Designing hypermedia documentation for safety critical training applications
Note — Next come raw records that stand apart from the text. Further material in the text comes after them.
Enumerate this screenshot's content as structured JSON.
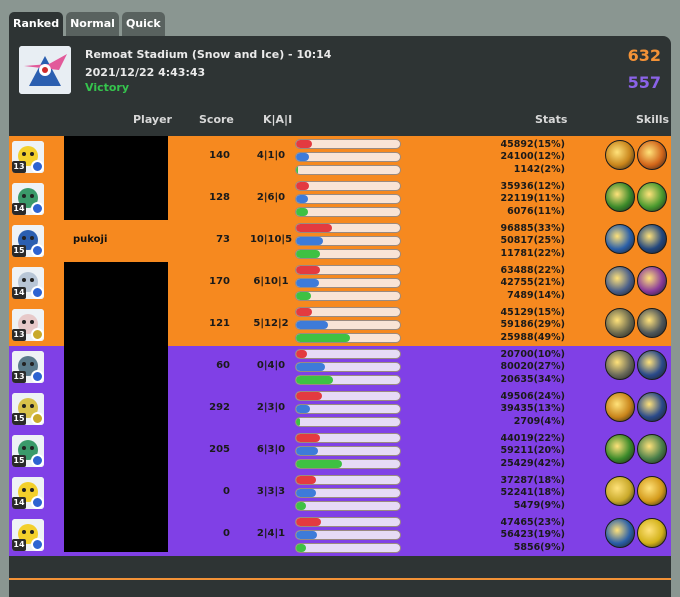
{
  "tabs": [
    {
      "label": "Ranked",
      "active": true
    },
    {
      "label": "Normal",
      "active": false
    },
    {
      "label": "Quick",
      "active": false
    }
  ],
  "match": {
    "stage": "Remoat Stadium (Snow and Ice) - 10:14",
    "datetime": "2021/12/22 4:43:43",
    "result": "Victory",
    "score_orange": "632",
    "score_purple": "557"
  },
  "columns": {
    "player": "Player",
    "score": "Score",
    "kda": "K|A|I",
    "stats": "Stats",
    "skills": "Skills"
  },
  "colors": {
    "orange_team": "#f6891f",
    "purple_team": "#8040e6",
    "victory": "#35c44d",
    "damage_bar": "#e33a40",
    "taken_bar": "#3d7bd9",
    "heal_bar": "#3ec143"
  },
  "orange_players": [
    {
      "level": "13",
      "name": "",
      "score": "140",
      "kda": "4|1|0",
      "dmg": "45892(15%)",
      "taken": "24100(12%)",
      "heal": "1142(2%)",
      "pct": [
        15,
        12,
        2
      ],
      "avatar": "pikachu",
      "badge": "blue",
      "skill_colors": [
        "#c9851b",
        "#d3661a"
      ]
    },
    {
      "level": "14",
      "name": "",
      "score": "128",
      "kda": "2|6|0",
      "dmg": "35936(12%)",
      "taken": "22119(11%)",
      "heal": "6076(11%)",
      "pct": [
        12,
        11,
        11
      ],
      "avatar": "venusaur",
      "badge": "blue",
      "skill_colors": [
        "#3b8a2a",
        "#4a9a2f"
      ]
    },
    {
      "level": "15",
      "name": "pukoji",
      "score": "73",
      "kda": "10|10|5",
      "dmg": "96885(33%)",
      "taken": "50817(25%)",
      "heal": "11781(22%)",
      "pct": [
        33,
        25,
        22
      ],
      "avatar": "greninja",
      "badge": "blue",
      "skill_colors": [
        "#2a5fa8",
        "#23477e"
      ]
    },
    {
      "level": "14",
      "name": "",
      "score": "170",
      "kda": "6|10|1",
      "dmg": "63488(22%)",
      "taken": "42755(21%)",
      "heal": "7489(14%)",
      "pct": [
        22,
        21,
        14
      ],
      "avatar": "absol",
      "badge": "blue",
      "skill_colors": [
        "#4a5f8a",
        "#8a3b9a"
      ]
    },
    {
      "level": "13",
      "name": "",
      "score": "121",
      "kda": "5|12|2",
      "dmg": "45129(15%)",
      "taken": "59186(29%)",
      "heal": "25988(49%)",
      "pct": [
        15,
        29,
        49
      ],
      "avatar": "mr-mime",
      "badge": "gold",
      "skill_colors": [
        "#6c6a4e",
        "#50575a"
      ]
    }
  ],
  "purple_players": [
    {
      "level": "13",
      "name": "",
      "score": "60",
      "kda": "0|4|0",
      "dmg": "20700(10%)",
      "taken": "80020(27%)",
      "heal": "20635(34%)",
      "pct": [
        10,
        27,
        34
      ],
      "avatar": "snorlax",
      "badge": "blue",
      "skill_colors": [
        "#6a6a5a",
        "#2a4a8a"
      ]
    },
    {
      "level": "15",
      "name": "",
      "score": "292",
      "kda": "2|3|0",
      "dmg": "49506(24%)",
      "taken": "39435(13%)",
      "heal": "2709(4%)",
      "pct": [
        24,
        13,
        4
      ],
      "avatar": "zeraora",
      "badge": "gold",
      "skill_colors": [
        "#c9851b",
        "#2a4a8a"
      ]
    },
    {
      "level": "15",
      "name": "",
      "score": "205",
      "kda": "6|3|0",
      "dmg": "44019(22%)",
      "taken": "59211(20%)",
      "heal": "25429(42%)",
      "pct": [
        22,
        20,
        42
      ],
      "avatar": "venusaur",
      "badge": "blue",
      "skill_colors": [
        "#3b8a2a",
        "#4a7f4a"
      ]
    },
    {
      "level": "14",
      "name": "",
      "score": "0",
      "kda": "3|3|3",
      "dmg": "37287(18%)",
      "taken": "52241(18%)",
      "heal": "5479(9%)",
      "pct": [
        18,
        18,
        9
      ],
      "avatar": "pikachu",
      "badge": "blue",
      "skill_colors": [
        "#c9a92a",
        "#d39a1a"
      ]
    },
    {
      "level": "14",
      "name": "",
      "score": "0",
      "kda": "2|4|1",
      "dmg": "47465(23%)",
      "taken": "56423(19%)",
      "heal": "5856(9%)",
      "pct": [
        23,
        19,
        9
      ],
      "avatar": "pikachu",
      "badge": "blue",
      "skill_colors": [
        "#2a5fa8",
        "#d3b21a"
      ]
    }
  ]
}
AbstractThis paper discusses the requirements for authoring methodologies for large multimedia systems to be used for technical education documentation in the domain of "safety critical" industries and presents work which contributes to the development of a methodology for their design. Such documentation is typically required to serve both for training purposes and for direct support of engineers in the field. This dual-purpose nature means that documents are typically complex with multiple navigation paths. The documentation used to train for and support maintenance and repair may itself be safety critical, in that incorrect documentation can lead to incorrect maintenance procedures. Research into "industrial strength" hypermedia has tended to concentrate on the issues of robustness and data integrity, while the issues of design methodologies for such systems have not received as much attention. These issues include those of the verifiable correctness of such systems, both in terms of their content and other issues such as sequence of presentation. It is argued that the addressing of these issues is essential to the development of technical documentation systems that are of sufficient quality to be used for safety critical applications such as within the transport industry. The requirements that viable design methodologies for these applications must address are discussed, and a methodology is proposed, based on traditional authoring methods and process algebra-based formal specification and verification.
CitationNewman, R. (2001) 'Designing hypermedia documentation for safety critical training applications', European Journal of Engineering Education, 26 (2) pp. 117-125.
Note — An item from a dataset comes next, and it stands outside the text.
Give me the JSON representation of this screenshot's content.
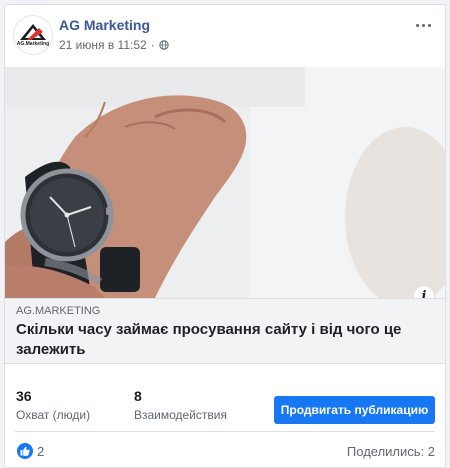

PublisherTaylor & Francis
JournalEuropean Journal of Engineering Education